The Autism Higher Education Foundation Pioneers Programs for Those with Autism: From Alliances with Universities and Colleges to Provide Avenues to Higher Education to a Pioneering Effort with the Boston Conservatory to Offer Musical Instruction, the Autism Higher Education Foundation Is Opening Doors of Opportunity to Adults with Autism
The incidence of autism has risen dramatically in the past two decades. The Autism Higher Education Foundation (AHEF) recognizes that the current lack of lifelong learning opportunities in higher education, music, and the arts for individuals with autism is a civil rights issue that demands immediate action. The Foundation’s longterm mission is to create global access to educational opportunities for individuals with autism. The AHEF is committed to creating, improving, and providing college-level educational opportunities to individuals on the autism spectrum who have requisite reading and writing skills and would like to continue to advance their learning beyond high school. As more children on the autism spectrum reach college age, there will be a greater need to help these individuals develop and nurture their strengths so that they can lead more rewarding lives.
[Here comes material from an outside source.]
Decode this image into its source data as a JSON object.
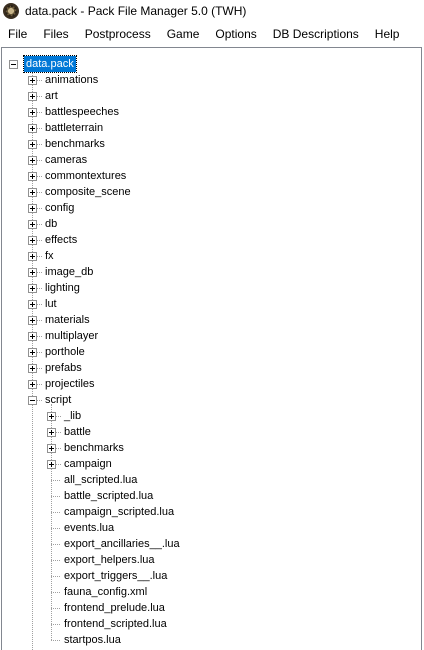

Vanda Marie Khadem, Esq is the founder and President of the Autism Higher Education Foundation. She has been practicing law for over 20 years in Massachusetts. Her practice concentrates on family and special education law with a focus on representing children with autism spectrum disorders (ASD). Vanda is a champion of this cause not only due to her advocacy on behalf of her client population, but also because she was personally impacted by her own daughter Sarah’s diagnosis on the spectrum at age three. Vanda quickly recognized the need to fight for her child and her many clients to get the services and education they deserve. There is a paucity of programs for children on the spectrum as they age out of “the system” at age 22. Vanda feels that the situation is reaching epidemic levels as more children are coming of age. She recognizes the need for the right kind of educational interventions so that a child can discover his/her own personal gifts and potentially soar. Vanda states, “We have to look for lifelong learning opportunities for these children.” She goes on to say, “with specialized instruction, children with ASD can soar beyond our expectations. Children who are diagnosed with ASD need the right education interventions. When these are developed and applied, the child can learn age appropriate materials.” Vanda fervently believes that the lack of “lifelong learning” opportunities for individuals with autism is a civil rights issue and the next frontier in human rights, which demands immediate redress. Read More